* If a personal trainer is too expensive, why not share one with a friend until you know what you are doing? The rates are generally much cheaper when you share with a mate.
* A personal trainer can be invaluable for the person who is never going to get out of bed or exercise on their own. Those hefty cancellation fees, not to mention someone banging on your front door first thing in the morning, are enough to get anybody out of bed.
* Select activities that you actually enjoy. You will never stick with a program that you hate.
* Find a workout buddy. Enlist you children for roller blading, walking or running. Take your dog for a regular brisk walk. Take your spouse to the gym, yoga, running, etc. Encourage one of your friends to join you in some of the activities. The more social your exercise program, the more you will enjoy it. It is also harder to break set dates.
* Don’t be tempted to weigh yourself daily. It takes time to lose weight if that is your goal. Never forget that toned muscles also weigh more than flabby bits, so your clothes are actually a better gauge. If your clothes are getting baggier, you are getting smaller.
* Mix it up. Variety is the spice of life. It is better for your muscles if you change your routines around.

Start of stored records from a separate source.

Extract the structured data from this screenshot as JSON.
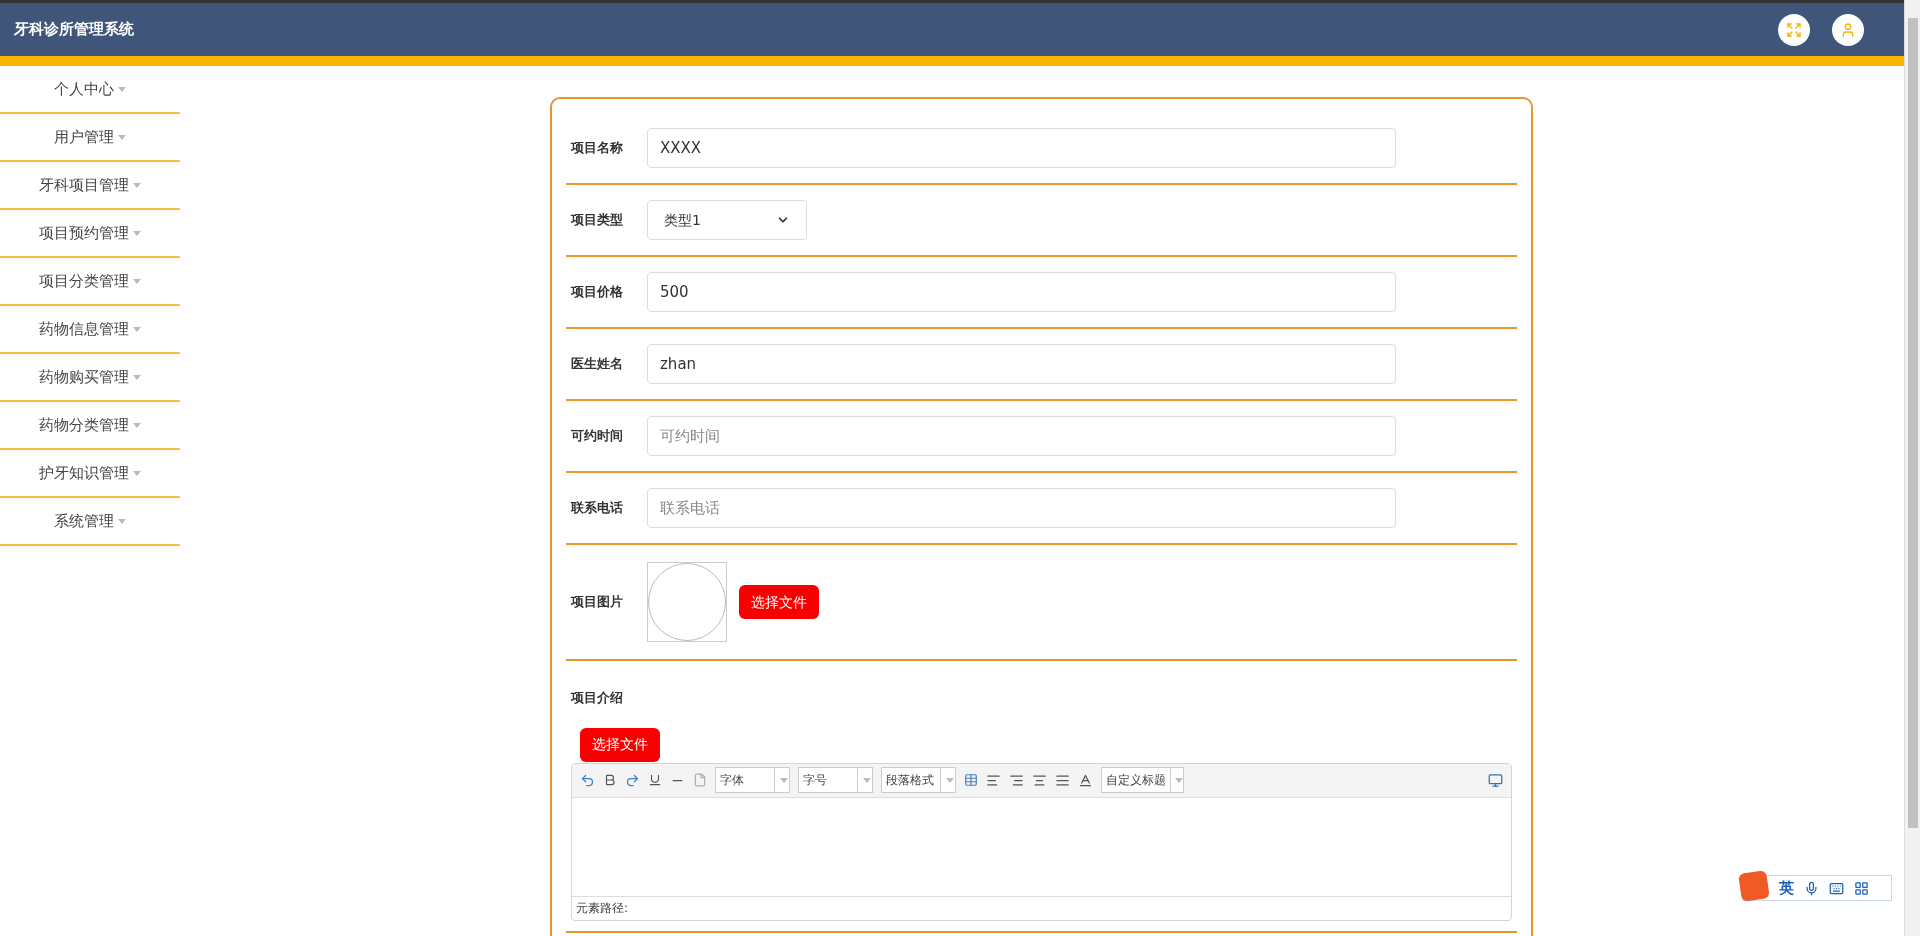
{
  "header": {
    "title": "牙科诊所管理系统"
  },
  "sidebar": {
    "items": [
      {
        "label": "个人中心"
      },
      {
        "label": "用户管理"
      },
      {
        "label": "牙科项目管理"
      },
      {
        "label": "项目预约管理"
      },
      {
        "label": "项目分类管理"
      },
      {
        "label": "药物信息管理"
      },
      {
        "label": "药物购买管理"
      },
      {
        "label": "药物分类管理"
      },
      {
        "label": "护牙知识管理"
      },
      {
        "label": "系统管理"
      }
    ]
  },
  "form": {
    "fields": [
      {
        "kind": "input",
        "label": "项目名称",
        "value": "XXXX"
      },
      {
        "kind": "select",
        "label": "项目类型",
        "value": "类型1"
      },
      {
        "kind": "input",
        "label": "项目价格",
        "value": "500"
      },
      {
        "kind": "input",
        "label": "医生姓名",
        "value": "zhan"
      },
      {
        "kind": "input",
        "label": "可约时间",
        "placeholder": "可约时间"
      },
      {
        "kind": "input",
        "label": "联系电话",
        "placeholder": "联系电话"
      },
      {
        "kind": "image",
        "label": "项目图片",
        "button": "选择文件"
      }
    ],
    "intro": {
      "label": "项目介绍",
      "button": "选择文件",
      "editor": {
        "selects": [
          "字体",
          "字号",
          "段落格式"
        ],
        "heading_select": "自定义标题",
        "path_label": "元素路径:"
      }
    }
  },
  "ime_toolbar": {
    "mode": "英"
  }
}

It will also be a lot less boring for yourself. Exercise outdoors when the weather is good. Hop in a pool when you can. The better the variety, the more your muscles have to work. Repeating the same routines day in day out, can result in repetitive strain injuries.
* Wear the appropriate workout gear. It doesn’t have to be designer label and expensive. Ensure that you are comfortable, not self conscious, and that you can move freely.
* Take the water bottle with you everywhere. The more you sweat, the more you need to rehydrate yourself.
* Make a time that suits you and stick to it. Some people prefer first thing in the morning, and then no matter where the day ends up they have already done their exercise. Some night owls prefer to exercise after they have finished at the office. If you do not select a workable time that fits into your routine you will never be able to keep your program up.
* Let the weather guide your outdoor exercise sports. If there is snow, go skiing or ice skating on the local pond. Spring and fall are ideal months for walking, jogging, running, or roller blading. Hotter summer months are perfect for outdoor swimming.
* If you are planning on exercising at home, perhaps you can get a temporary membership at your local gym to see which equipment you prefer to work out with. This can save you a fortune in purchasing equipment you will not be using. You do not want to go the cost of buying a Stairmaster or treadmill to discover that it gives you sore knees, do you? Alternatively, you may discover that you prefer the ellipticals.
* Visit the local library and get yourself some workout or fitness DVDs. These will give you plenty of ideas on how to mix-up your routines. Many DVDs are themed for arms, butts, thighs, yoga, or whatever.
* If your kids have a Wii, buy yourself the fitness program. This will allow you to work out in the privacy of your own home at any time of the day or night. Even better, as the program detects that you are getting fitter your personalized avatar will get slimmer as well.
Starting and sticking with an exercise or get fit program requires some planning. Select activities that you find pleasurable, and a time of day that will work best. There are many benefits to be gained from improving your fitness including better weight management, lower blood pressure, reduced risk of diabetes, heart disease and stroke, improved quality of sleep, and improved flexibility, balance and coordination. Fitness programs should be regarded as a total change of lifestyle, and realistic and long term goals should be set to avoid disappointment and frustration. After a week or two the feel good factor will kick in, and it will become easier and more pleasurable as time goes on.